Death is not the enemy; let contemplating our mortality focus our choices about how we spend our remaining days.
On a slow day of a winter storm, I sent out my occasional “musings” newsletter to friends and family and interested others. Now 77, I find myself increasingly playing with elements of my own aging journey and commenting on it. In that February “musing”, I invited folks to pay attention to the losings and the losses that occur as we age. I suggested considering them a “part of initiation” that helps us contemplate the new age stage we enter.
While I sometimes worry that folks will be discouraged about later life, as opposed to considering the invitation to reflect and choose among all kinds of possibilities for the future, I am pleased when I receive affirmation. I was delighted by this response from my 66-year old friend, Lynda Overlock.
Martha, thank you so much for your latest “musing”. I always knew that more friends and associates would pass away when I reached this age…but I was unprepared to lose 14 in the past 12 weeks! Those deaths brought into sharper focus what we’ve been exploring, since some had good deaths, while others did not have people around them to ease their transition.
I’ve redoubled my efforts to complete some paperwork, make my wishes known to ALL my family (not just immediate), and I’ve given my pastor a copy of my end-of-life directives.
Personally, I’m continuing to weave baskets, and have joined a study group that’s reading Jim Wallis’ America’s Original Sin, that deals with social justice issues. I’ve been substitute teaching, but limit it to one or two days per month. I still tutor on Wed. afternoons at the library. So I’m keeping busy. (end of note)

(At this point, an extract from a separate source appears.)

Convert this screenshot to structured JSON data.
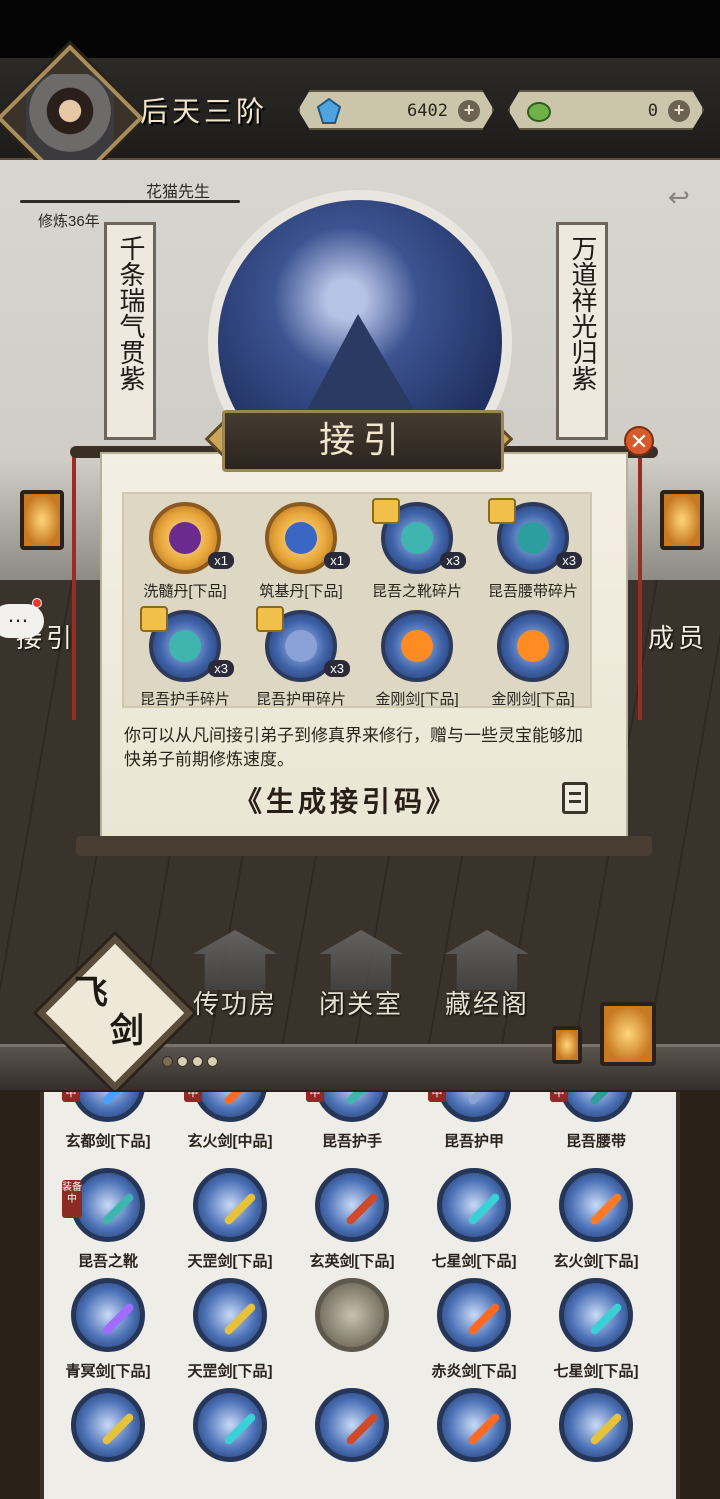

I thank Lynda. It warms my heart to remember the days we spent in our open discussions at the senior center during 2014-15. How much those conversations seem to help all of us focus on the variety of issues that require our attention in later life..the living fully, the graceful aging, and the dying well.